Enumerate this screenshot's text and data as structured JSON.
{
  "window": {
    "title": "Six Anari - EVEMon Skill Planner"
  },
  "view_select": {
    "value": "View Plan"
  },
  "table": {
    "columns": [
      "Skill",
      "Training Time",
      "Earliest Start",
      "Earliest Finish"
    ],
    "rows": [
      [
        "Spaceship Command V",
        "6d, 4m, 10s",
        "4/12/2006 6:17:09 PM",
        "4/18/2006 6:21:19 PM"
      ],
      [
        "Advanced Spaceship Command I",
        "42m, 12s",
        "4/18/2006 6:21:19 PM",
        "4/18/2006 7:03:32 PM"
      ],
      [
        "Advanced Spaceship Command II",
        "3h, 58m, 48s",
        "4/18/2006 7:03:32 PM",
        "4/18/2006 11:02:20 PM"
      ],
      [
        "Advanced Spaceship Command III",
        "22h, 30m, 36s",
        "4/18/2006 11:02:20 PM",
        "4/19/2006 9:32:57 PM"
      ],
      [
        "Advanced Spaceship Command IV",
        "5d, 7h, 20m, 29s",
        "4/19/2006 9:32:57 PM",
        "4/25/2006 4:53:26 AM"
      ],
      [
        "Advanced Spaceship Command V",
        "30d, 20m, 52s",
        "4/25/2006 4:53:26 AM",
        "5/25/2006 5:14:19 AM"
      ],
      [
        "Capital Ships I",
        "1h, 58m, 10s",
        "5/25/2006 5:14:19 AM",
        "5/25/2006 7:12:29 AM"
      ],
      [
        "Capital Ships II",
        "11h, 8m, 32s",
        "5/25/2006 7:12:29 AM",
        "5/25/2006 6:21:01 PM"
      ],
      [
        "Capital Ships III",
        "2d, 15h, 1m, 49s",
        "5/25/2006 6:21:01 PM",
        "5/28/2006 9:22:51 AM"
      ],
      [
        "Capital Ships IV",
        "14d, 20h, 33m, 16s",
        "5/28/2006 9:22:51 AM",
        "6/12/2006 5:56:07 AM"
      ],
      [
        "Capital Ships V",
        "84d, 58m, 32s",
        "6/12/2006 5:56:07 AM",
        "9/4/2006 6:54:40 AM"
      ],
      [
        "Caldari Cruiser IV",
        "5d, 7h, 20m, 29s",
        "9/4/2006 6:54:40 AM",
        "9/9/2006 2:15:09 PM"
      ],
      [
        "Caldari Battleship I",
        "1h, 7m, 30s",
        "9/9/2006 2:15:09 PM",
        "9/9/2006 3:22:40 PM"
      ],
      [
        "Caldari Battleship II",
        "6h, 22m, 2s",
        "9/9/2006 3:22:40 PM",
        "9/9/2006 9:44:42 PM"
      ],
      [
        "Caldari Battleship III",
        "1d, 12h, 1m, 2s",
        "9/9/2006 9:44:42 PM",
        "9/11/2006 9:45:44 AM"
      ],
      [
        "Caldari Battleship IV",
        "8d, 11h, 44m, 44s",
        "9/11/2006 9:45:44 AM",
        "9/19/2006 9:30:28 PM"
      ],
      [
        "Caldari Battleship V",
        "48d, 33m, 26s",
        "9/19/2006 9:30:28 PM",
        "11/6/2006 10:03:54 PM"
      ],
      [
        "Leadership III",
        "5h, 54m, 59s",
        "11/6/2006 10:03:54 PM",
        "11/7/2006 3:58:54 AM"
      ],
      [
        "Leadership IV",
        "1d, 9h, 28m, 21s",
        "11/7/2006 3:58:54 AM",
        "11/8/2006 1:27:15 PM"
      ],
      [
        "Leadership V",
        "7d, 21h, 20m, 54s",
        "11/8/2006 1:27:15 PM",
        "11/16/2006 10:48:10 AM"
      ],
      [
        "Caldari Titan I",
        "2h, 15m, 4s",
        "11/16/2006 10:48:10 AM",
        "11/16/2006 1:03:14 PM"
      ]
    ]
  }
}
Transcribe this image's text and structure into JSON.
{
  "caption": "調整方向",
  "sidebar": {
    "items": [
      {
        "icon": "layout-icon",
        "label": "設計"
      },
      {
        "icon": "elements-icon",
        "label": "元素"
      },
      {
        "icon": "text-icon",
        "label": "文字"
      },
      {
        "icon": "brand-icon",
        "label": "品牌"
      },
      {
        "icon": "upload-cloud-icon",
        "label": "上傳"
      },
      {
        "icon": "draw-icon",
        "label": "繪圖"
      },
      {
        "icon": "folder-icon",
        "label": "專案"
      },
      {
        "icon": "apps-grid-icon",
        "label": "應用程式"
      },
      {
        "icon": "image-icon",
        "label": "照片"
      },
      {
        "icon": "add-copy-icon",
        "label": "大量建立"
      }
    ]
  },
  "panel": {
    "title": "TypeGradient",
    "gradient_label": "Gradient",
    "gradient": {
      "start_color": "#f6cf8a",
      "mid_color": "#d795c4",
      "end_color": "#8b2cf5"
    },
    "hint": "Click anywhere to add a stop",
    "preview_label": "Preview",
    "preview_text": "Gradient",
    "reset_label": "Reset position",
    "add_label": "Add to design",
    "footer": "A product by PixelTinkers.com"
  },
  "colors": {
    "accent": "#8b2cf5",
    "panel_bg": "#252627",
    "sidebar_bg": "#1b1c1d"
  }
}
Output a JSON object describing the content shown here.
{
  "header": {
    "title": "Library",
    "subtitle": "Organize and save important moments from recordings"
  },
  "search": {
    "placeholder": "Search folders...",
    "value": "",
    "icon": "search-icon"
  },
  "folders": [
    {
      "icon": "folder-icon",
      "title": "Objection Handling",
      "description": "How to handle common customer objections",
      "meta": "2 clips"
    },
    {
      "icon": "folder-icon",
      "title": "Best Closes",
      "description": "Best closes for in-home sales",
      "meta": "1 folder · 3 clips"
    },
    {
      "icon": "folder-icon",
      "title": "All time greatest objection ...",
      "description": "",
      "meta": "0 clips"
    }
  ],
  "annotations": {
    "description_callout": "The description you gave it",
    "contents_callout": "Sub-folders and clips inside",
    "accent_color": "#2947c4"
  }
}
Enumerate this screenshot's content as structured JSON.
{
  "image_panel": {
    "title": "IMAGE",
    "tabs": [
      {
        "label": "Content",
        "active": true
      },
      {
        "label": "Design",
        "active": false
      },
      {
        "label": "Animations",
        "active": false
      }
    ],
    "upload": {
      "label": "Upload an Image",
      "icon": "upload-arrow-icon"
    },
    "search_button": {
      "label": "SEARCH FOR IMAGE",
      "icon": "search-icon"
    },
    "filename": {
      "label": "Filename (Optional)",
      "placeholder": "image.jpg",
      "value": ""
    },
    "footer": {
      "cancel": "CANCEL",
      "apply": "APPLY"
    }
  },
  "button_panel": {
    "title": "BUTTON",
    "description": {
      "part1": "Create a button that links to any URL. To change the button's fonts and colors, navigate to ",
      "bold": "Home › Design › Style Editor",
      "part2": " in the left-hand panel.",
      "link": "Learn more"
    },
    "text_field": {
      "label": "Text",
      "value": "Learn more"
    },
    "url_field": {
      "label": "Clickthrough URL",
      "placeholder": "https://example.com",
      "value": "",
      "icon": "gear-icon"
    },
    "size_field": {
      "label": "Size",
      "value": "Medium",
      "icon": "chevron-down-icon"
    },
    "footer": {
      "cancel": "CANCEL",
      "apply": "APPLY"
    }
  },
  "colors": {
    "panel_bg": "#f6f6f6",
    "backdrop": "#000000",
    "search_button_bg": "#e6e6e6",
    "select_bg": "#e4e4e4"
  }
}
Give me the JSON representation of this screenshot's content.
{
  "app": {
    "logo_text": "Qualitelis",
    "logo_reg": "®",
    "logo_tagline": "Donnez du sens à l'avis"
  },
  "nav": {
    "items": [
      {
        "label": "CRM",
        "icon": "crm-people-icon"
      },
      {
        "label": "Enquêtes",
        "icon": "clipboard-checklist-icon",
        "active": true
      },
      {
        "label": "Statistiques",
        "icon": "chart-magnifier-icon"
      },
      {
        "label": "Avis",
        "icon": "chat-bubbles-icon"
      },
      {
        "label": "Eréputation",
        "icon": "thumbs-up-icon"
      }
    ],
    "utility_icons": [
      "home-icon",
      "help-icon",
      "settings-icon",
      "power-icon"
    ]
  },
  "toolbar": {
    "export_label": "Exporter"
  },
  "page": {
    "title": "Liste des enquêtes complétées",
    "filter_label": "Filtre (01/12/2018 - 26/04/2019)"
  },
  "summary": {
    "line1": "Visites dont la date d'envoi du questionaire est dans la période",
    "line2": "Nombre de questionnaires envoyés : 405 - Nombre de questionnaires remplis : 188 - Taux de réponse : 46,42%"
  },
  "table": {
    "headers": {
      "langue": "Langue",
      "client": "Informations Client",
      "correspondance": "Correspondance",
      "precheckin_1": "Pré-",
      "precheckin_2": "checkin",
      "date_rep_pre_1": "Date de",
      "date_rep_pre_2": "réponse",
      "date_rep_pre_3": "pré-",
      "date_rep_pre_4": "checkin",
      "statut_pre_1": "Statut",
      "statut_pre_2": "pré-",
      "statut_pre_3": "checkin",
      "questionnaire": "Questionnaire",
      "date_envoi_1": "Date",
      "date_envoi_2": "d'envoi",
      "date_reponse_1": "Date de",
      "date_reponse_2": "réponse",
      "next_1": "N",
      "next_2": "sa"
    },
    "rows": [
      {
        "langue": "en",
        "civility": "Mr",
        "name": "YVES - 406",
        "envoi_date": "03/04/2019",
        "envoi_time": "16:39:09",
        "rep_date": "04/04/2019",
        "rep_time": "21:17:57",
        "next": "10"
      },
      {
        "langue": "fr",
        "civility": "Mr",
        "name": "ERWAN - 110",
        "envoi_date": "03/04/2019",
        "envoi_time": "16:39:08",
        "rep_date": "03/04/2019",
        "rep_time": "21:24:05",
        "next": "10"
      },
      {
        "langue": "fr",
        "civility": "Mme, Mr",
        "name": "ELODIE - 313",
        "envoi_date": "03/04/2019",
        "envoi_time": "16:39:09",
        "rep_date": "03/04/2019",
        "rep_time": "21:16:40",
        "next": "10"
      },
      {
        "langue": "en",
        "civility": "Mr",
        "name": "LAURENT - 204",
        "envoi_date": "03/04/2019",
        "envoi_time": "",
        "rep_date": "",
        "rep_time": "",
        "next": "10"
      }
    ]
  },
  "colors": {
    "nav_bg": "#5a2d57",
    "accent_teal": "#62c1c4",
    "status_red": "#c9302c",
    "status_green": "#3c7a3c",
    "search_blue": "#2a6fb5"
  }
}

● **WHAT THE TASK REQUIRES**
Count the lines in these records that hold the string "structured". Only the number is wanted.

● **EXERCISE RESPONSE**
2